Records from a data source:

Start of Block

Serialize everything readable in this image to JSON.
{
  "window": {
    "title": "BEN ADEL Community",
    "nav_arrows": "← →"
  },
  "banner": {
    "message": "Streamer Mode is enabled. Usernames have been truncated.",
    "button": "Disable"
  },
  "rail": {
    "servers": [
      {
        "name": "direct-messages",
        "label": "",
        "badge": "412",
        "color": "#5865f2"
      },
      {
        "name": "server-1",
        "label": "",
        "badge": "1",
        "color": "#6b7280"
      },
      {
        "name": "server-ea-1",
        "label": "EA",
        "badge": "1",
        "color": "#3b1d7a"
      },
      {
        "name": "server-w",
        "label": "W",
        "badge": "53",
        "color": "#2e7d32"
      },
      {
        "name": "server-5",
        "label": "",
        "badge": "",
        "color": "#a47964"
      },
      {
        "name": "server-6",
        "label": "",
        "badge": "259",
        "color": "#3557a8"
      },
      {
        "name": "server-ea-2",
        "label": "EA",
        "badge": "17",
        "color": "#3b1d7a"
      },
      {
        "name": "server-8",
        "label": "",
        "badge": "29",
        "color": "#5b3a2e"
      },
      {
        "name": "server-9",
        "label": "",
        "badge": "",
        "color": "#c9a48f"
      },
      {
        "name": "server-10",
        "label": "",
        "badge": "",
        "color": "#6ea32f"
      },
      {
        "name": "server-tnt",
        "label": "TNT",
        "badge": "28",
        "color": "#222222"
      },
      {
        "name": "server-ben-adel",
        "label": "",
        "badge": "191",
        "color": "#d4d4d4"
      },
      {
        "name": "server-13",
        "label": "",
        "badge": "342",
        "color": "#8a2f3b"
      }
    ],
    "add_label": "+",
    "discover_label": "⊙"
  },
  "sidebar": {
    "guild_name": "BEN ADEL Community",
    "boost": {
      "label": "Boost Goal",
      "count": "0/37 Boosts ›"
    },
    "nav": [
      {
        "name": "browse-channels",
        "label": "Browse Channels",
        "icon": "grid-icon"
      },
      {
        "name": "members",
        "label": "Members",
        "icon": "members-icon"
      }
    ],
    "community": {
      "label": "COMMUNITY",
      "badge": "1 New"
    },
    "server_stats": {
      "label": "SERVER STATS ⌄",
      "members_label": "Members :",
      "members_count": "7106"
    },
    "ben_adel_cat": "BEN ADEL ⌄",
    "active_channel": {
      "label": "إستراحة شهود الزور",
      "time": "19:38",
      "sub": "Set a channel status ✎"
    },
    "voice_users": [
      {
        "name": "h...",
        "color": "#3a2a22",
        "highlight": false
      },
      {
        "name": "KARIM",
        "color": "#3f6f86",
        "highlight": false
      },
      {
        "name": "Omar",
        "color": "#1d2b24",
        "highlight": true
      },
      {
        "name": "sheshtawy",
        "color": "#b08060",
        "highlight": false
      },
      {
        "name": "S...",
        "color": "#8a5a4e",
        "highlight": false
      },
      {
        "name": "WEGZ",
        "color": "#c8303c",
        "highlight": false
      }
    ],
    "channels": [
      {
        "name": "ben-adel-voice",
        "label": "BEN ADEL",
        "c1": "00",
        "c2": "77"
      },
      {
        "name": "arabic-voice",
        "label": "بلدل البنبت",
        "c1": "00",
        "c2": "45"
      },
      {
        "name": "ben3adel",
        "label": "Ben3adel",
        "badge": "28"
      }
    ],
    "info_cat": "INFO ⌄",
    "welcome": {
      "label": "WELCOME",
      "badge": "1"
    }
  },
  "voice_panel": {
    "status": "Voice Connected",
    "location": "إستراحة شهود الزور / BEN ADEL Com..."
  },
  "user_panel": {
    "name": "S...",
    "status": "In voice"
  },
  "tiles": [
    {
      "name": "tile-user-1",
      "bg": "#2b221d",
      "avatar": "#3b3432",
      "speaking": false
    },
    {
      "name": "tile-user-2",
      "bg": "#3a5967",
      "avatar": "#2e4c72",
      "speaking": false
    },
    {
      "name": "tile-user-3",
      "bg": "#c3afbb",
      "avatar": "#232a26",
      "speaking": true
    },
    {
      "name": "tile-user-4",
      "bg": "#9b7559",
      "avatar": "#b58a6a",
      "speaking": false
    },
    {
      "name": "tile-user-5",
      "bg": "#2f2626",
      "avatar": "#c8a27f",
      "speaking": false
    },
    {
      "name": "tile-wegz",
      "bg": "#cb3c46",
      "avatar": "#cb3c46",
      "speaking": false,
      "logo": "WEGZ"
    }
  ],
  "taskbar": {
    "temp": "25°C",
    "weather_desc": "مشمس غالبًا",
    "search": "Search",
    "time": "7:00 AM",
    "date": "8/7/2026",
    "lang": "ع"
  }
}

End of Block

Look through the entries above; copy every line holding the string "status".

      "sub": "Set a channel status ✎"
    "status": "Voice Connected",
    "status": "In voice"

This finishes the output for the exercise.